# Directions for this task:
Although the entries contain pictures, only their text goes into the copy, set down exactly.

■ ■ ■ ■ ■ ■ ■

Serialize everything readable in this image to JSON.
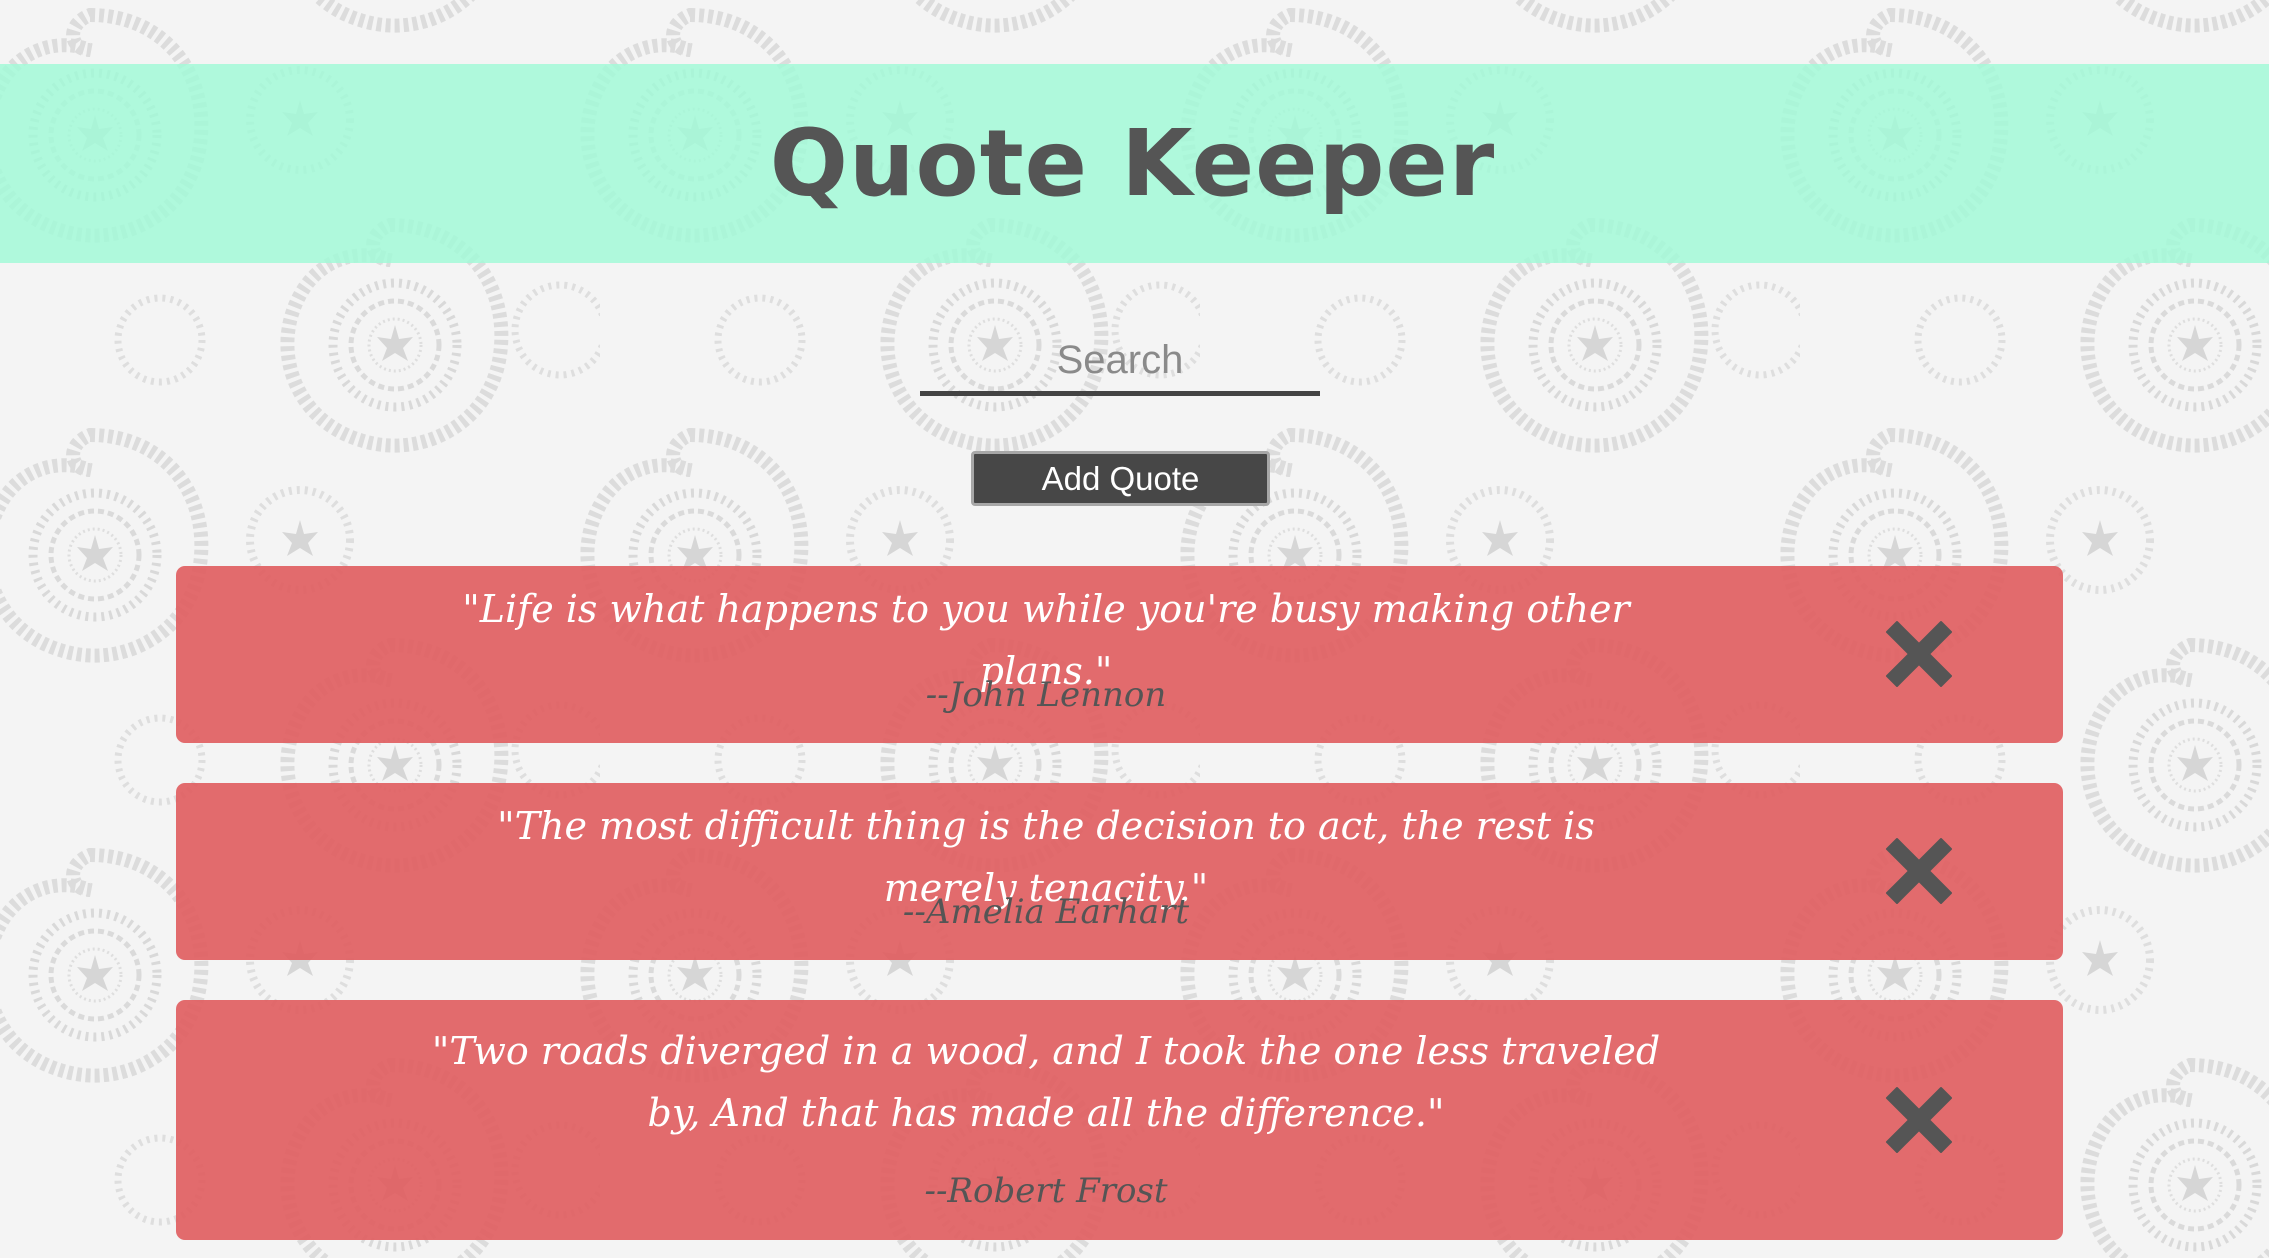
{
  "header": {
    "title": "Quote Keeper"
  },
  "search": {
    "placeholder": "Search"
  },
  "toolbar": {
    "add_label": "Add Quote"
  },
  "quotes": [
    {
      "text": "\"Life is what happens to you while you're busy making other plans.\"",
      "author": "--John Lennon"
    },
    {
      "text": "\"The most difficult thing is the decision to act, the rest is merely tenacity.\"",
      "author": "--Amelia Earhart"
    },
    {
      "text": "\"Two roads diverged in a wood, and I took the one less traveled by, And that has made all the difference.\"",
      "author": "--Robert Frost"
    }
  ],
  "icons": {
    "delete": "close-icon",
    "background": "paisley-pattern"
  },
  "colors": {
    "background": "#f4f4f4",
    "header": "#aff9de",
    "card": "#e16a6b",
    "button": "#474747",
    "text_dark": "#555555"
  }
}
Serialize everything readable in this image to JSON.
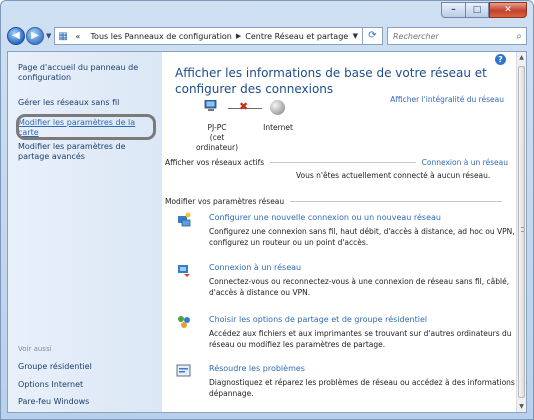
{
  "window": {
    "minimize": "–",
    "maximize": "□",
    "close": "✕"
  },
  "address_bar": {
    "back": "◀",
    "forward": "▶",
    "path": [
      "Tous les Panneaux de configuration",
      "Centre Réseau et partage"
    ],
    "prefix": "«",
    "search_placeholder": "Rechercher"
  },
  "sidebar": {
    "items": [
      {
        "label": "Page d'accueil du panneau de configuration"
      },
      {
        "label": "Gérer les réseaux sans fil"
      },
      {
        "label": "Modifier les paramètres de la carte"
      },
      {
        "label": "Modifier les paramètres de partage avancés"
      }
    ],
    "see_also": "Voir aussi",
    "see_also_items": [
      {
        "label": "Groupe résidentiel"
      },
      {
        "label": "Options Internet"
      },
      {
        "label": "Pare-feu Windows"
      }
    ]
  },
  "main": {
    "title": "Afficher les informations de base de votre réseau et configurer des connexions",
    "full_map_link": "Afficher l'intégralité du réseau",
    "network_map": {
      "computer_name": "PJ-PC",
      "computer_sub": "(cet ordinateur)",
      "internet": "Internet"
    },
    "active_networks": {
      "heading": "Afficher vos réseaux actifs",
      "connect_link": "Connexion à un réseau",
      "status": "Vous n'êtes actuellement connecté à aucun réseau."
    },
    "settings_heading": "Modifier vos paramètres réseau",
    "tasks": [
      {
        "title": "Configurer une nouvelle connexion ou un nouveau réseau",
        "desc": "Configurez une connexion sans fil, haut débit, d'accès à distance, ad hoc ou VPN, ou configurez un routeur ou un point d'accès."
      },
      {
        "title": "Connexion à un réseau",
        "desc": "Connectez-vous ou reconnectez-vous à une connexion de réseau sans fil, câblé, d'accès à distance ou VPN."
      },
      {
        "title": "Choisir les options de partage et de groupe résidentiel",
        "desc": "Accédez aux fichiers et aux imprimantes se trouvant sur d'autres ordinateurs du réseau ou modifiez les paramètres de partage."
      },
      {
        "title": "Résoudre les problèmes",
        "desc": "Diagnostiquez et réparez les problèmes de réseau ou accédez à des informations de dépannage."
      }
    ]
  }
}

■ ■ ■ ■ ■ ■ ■

# Solution to this problem:
Serialize everything readable in this image to JSON.
{
  "header": {
    "title": "Quote Keeper"
  },
  "search": {
    "placeholder": "Search"
  },
  "toolbar": {
    "add_label": "Add Quote"
  },
  "quotes": [
    {
      "text": "\"Life is what happens to you while you're busy making other plans.\"",
      "author": "--John Lennon"
    },
    {
      "text": "\"The most difficult thing is the decision to act, the rest is merely tenacity.\"",
      "author": "--Amelia Earhart"
    },
    {
      "text": "\"Two roads diverged in a wood, and I took the one less traveled by, And that has made all the difference.\"",
      "author": "--Robert Frost"
    }
  ],
  "icons": {
    "delete": "close-icon",
    "background": "paisley-pattern"
  },
  "colors": {
    "background": "#f4f4f4",
    "header": "#aff9de",
    "card": "#e16a6b",
    "button": "#474747",
    "text_dark": "#555555"
  }
}
Serialize everything readable in this image to JSON.
{
  "window": {
    "minimize": "–",
    "maximize": "□",
    "close": "✕"
  },
  "address_bar": {
    "back": "◀",
    "forward": "▶",
    "path": [
      "Tous les Panneaux de configuration",
      "Centre Réseau et partage"
    ],
    "prefix": "«",
    "search_placeholder": "Rechercher"
  },
  "sidebar": {
    "items": [
      {
        "label": "Page d'accueil du panneau de configuration"
      },
      {
        "label": "Gérer les réseaux sans fil"
      },
      {
        "label": "Modifier les paramètres de la carte"
      },
      {
        "label": "Modifier les paramètres de partage avancés"
      }
    ],
    "see_also": "Voir aussi",
    "see_also_items": [
      {
        "label": "Groupe résidentiel"
      },
      {
        "label": "Options Internet"
      },
      {
        "label": "Pare-feu Windows"
      }
    ]
  },
  "main": {
    "title": "Afficher les informations de base de votre réseau et configurer des connexions",
    "full_map_link": "Afficher l'intégralité du réseau",
    "network_map": {
      "computer_name": "PJ-PC",
      "computer_sub": "(cet ordinateur)",
      "internet": "Internet"
    },
    "active_networks": {
      "heading": "Afficher vos réseaux actifs",
      "connect_link": "Connexion à un réseau",
      "status": "Vous n'êtes actuellement connecté à aucun réseau."
    },
    "settings_heading": "Modifier vos paramètres réseau",
    "tasks": [
      {
        "title": "Configurer une nouvelle connexion ou un nouveau réseau",
        "desc": "Configurez une connexion sans fil, haut débit, d'accès à distance, ad hoc ou VPN, ou configurez un routeur ou un point d'accès."
      },
      {
        "title": "Connexion à un réseau",
        "desc": "Connectez-vous ou reconnectez-vous à une connexion de réseau sans fil, câblé, d'accès à distance ou VPN."
      },
      {
        "title": "Choisir les options de partage et de groupe résidentiel",
        "desc": "Accédez aux fichiers et aux imprimantes se trouvant sur d'autres ordinateurs du réseau ou modifiez les paramètres de partage."
      },
      {
        "title": "Résoudre les problèmes",
        "desc": "Diagnostiquez et réparez les problèmes de réseau ou accédez à des informations de dépannage."
      }
    ]
  }
}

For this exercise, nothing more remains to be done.